That historic spring calving period this far south coincided with the best quality grazing period. And that meant cows were at peak milk production right on through early summer.

The slow shift to planned winter calving periods was for two main reasons. First, the older the calf, the more milk it can consume and convert to bodyweight to sell. Those little April born fellows, cute as they were, just couldn’t use all the milk their mommas could generate in spring.

Nowadays, four month-olds born back in December can max out spring milk plus they are soon old enough to graze and digest grass right along with their mothers. As pastures begin to lose some luster in dry, hot summer, calves born in winter have reached weaning age and are ready to sell. This gives their mothers a head start in recovering from about seven months of nursing while also gestating next year’s calf for three or four months.

Another reason for having calves born in winter has to do with traditional price trends. Most calves are weaned from their mothers and sold at about seven months of age. There are no guarantees and there have been exceptions, but in most years calf prices in July and August are higher than in October and November. Advantage: winter calves.
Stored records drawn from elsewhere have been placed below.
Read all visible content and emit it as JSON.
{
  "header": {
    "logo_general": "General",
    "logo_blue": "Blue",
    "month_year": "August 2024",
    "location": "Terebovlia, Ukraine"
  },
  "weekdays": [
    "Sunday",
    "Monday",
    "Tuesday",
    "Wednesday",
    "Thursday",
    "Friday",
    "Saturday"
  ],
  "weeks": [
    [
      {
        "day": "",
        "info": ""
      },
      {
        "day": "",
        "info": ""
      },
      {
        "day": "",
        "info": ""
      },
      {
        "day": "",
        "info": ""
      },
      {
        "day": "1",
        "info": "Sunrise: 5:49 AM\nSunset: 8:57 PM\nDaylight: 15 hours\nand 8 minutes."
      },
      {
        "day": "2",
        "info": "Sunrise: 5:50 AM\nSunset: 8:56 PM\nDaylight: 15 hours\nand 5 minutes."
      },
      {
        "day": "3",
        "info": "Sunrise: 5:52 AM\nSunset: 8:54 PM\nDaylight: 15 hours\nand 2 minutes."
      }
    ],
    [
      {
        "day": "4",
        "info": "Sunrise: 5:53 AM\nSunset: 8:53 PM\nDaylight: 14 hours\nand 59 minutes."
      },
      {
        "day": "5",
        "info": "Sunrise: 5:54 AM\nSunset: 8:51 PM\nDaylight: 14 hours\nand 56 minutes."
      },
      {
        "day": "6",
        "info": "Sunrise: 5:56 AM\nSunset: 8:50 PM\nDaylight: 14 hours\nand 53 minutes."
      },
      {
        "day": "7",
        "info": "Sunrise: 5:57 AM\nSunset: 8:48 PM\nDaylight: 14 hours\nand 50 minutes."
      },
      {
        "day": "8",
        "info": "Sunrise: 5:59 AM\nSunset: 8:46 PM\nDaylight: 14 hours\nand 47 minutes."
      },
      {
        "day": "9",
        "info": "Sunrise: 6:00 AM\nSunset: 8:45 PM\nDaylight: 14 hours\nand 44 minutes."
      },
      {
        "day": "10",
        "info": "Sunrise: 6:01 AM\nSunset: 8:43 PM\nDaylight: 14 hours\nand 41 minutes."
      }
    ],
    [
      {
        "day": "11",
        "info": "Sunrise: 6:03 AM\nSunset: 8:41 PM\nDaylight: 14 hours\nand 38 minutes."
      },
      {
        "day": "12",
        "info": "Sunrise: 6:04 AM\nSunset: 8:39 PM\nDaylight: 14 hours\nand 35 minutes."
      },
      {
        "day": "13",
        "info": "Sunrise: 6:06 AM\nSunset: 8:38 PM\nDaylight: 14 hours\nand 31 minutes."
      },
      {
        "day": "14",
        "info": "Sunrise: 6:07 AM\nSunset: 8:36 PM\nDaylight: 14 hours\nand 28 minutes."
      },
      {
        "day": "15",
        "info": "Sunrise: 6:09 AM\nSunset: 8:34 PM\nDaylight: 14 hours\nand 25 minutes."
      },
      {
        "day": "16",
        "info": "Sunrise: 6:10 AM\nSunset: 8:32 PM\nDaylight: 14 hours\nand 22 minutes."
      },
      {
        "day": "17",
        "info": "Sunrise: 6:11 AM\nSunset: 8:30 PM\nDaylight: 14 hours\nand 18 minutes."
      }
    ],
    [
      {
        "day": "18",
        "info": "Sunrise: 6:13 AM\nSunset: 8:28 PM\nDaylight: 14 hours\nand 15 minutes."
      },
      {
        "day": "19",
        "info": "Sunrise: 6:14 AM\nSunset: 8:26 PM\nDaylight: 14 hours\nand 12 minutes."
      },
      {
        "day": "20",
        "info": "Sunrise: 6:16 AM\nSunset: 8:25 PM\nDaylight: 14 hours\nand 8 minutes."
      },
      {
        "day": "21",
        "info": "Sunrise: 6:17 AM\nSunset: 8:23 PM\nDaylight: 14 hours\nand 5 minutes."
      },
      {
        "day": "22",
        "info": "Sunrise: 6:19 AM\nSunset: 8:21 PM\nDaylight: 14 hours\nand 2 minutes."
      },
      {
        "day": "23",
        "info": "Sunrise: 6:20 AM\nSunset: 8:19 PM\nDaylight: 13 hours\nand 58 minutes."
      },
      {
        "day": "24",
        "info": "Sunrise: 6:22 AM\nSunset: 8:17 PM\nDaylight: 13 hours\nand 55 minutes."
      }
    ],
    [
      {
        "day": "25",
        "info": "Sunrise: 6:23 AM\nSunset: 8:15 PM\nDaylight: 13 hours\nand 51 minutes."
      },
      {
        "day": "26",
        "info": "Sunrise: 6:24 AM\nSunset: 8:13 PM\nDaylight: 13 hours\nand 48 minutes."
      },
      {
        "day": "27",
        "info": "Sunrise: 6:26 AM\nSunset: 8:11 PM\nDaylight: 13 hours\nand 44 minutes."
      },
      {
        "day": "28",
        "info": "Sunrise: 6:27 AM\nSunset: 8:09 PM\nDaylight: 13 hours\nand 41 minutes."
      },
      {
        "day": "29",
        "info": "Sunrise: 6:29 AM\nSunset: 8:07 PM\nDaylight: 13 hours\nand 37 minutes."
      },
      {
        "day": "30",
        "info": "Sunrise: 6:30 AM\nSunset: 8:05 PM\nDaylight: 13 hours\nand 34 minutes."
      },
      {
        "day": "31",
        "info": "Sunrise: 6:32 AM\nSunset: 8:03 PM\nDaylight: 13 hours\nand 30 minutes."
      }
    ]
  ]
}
Of course, there are challenges that come with controlling the birth time of calves to be in winter. Genetics and herd health programs are major effects on cattle fertility and growth.

The biggest winter challenge is nutrition for the cows. With natural grazing on most farms unavailable for four colder months, everything must be hauled in and put before the cows to eat. Hay accounts for most of it, but hay does not furnish enough protein and vitamins, both of which must be supplemented.

While managed winter nutrition of grown cows has a definite and near-term effect on the growth of their newborn calves, it has an even bigger effect on next year’s calves. That’s because a cow will not conceive and deliver a calf next year if she gets significantly shortchanged this year.

 

Terry Rector writes for the Warren County Soil and Water Conservation District.